“The work begins today,” she wrote on Twitter following her victory—that work revolves around the grass-roots values of what residents of North Sydney actually want. The former CEO of the McGrath Foundation previously said she was most alarmed at the lack of climate action in parliament, as well as the blocked establishment an integrity commission.
Allegra Spender, Wentworth
Spender, a successful businesswoman and former managing director for family fashion labels, Carla Zampatti and Bianca Spender, took out the seat of Wentworth due to overwhelming support for her policies in climate action and education.
Among key objectives she takes to parliament as an independent, Spender hopes to cut emissions by at least 50% by 2030, provide transparency around decarbonisation and to support a second public high school in Wentworth.
Monique Ryan, Kooyong
In one of the most contentious seats of the election, Ryan, director of Neurology at the Royal Children’s Hospital, took out former treasurer Josh Frydenberg to win the seat of Kooyong.
“He’s out of touch with our community – I don’t think he understands how frustrated people are,” Dr. Ryan told marie claire ahead of the election.
Her key objectives within climate policy are to reduce emissions by at least 60 per cent by 2030, accelerate electrification and decarbonise our electricity supply. Ryan is also committed to making change in our country’s gendered violence and equality problem: she has promised to encourage funding programs to prevent discrimination, harassment and violence against women, as well as advocating for better pay, training, and career paths for workers in childcare, disability support, and aged care.
Zali Steggall, Warringah
Zali famously unseated Tony Abbott for the seat of Warringah in the 2019 election. At the time, she was partially funded by Climate 200—that major win served as inspiration for the group to go bigger this election by funding more female powerhouses.
A former barrister and Olympic medallist, Steggall already had a big profile in Australia, but her climate policies have helped to retain her seat a second time. She created a 5-step climate action plan, which includes a goal to reduce emissions by at least 60 per cent by 2030 (Dr. Ryan aligned with this in her own policies).
Zoe Daniel, Goldstein
Daniel is a former ABC journalist who entered politics with one key priority: Implement a national integrity commission. She defeated Liberal Tim Wilson for the seat of Goldstein, and she will also advocate for change in climate policy and gender equality.

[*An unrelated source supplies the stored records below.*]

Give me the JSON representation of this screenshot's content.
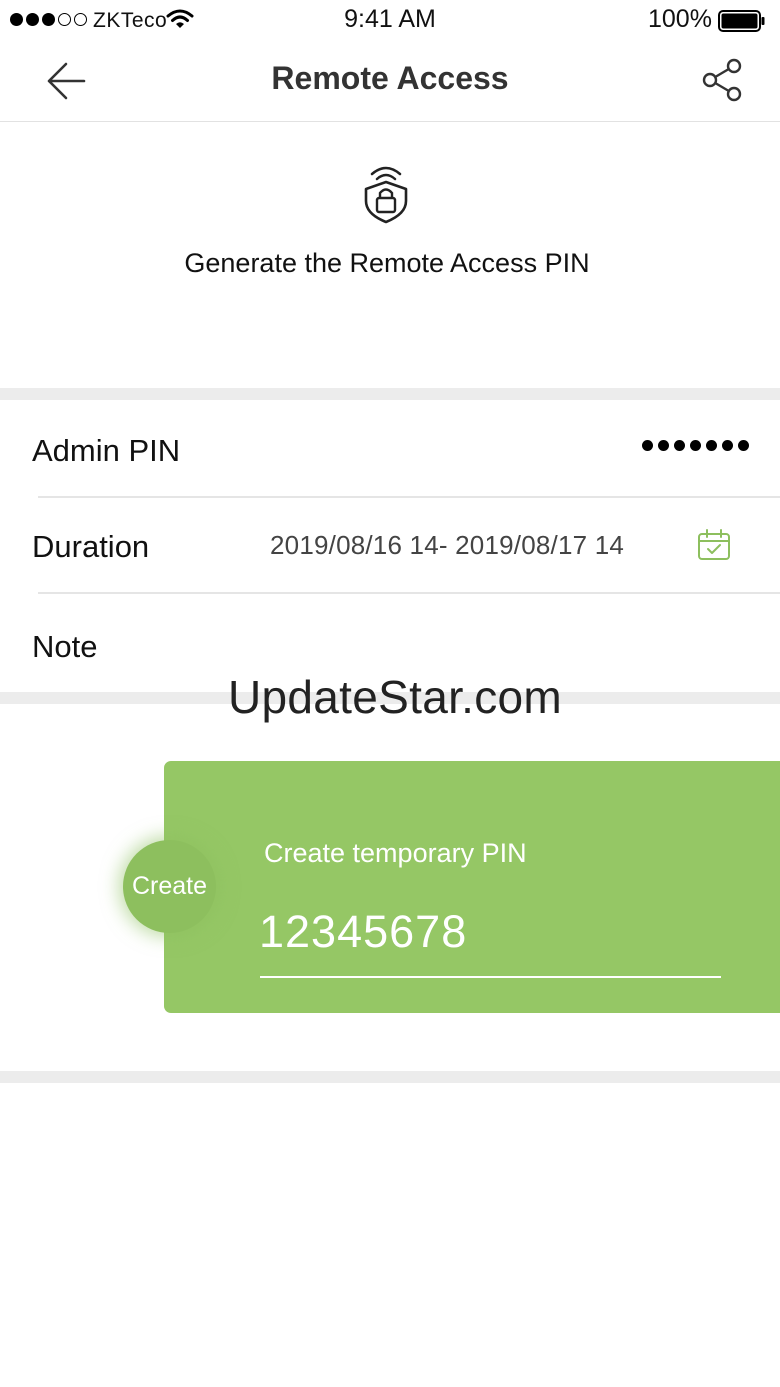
{
  "status_bar": {
    "carrier": "ZKTeco",
    "time": "9:41 AM",
    "battery": "100%"
  },
  "nav": {
    "title": "Remote Access",
    "back_icon": "arrow-left-icon",
    "share_icon": "share-icon"
  },
  "header": {
    "icon": "wireless-lock-shield-icon",
    "text": "Generate the Remote Access PIN"
  },
  "form": {
    "admin_pin_label": "Admin PIN",
    "admin_pin_mask": "•••••••",
    "duration_label": "Duration",
    "duration_value": "2019/08/16 14- 2019/08/17 14",
    "calendar_icon": "calendar-check-icon",
    "note_label": "Note"
  },
  "watermark": "UpdateStar.com",
  "pin_card": {
    "create_button": "Create",
    "caption": "Create temporary PIN",
    "pin": "12345678"
  },
  "colors": {
    "accent_green": "#95c765",
    "divider": "#ececec"
  }
}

Per her website, Daniel promises to help implement the recommendations from the Respect@Work Report (more information on the report here) in order to tackle troublingly high rates of sexual harassment and gender safety in the workplace. When it comes to climate policy, Daniel plans to advocate for parliamentary accountability in upholding the commitments of the Paris Agreement (more information on that here).
Kate Chaney, Curtin
It’s expected that Chaney, a lawyer and strategy consultant, will take the seat of Curtin in WA, bringing an end to the 23-year reign the Liberal party have held over it.
Her key priorities are to half emissions by 2030, to establish an independent Climate Commission in order to remove politics from the threat of global warming in order to spark quick and efficient action, and phasing out of fossil fuel subsidies and tax breaks, shifting this investment to the renewables sector.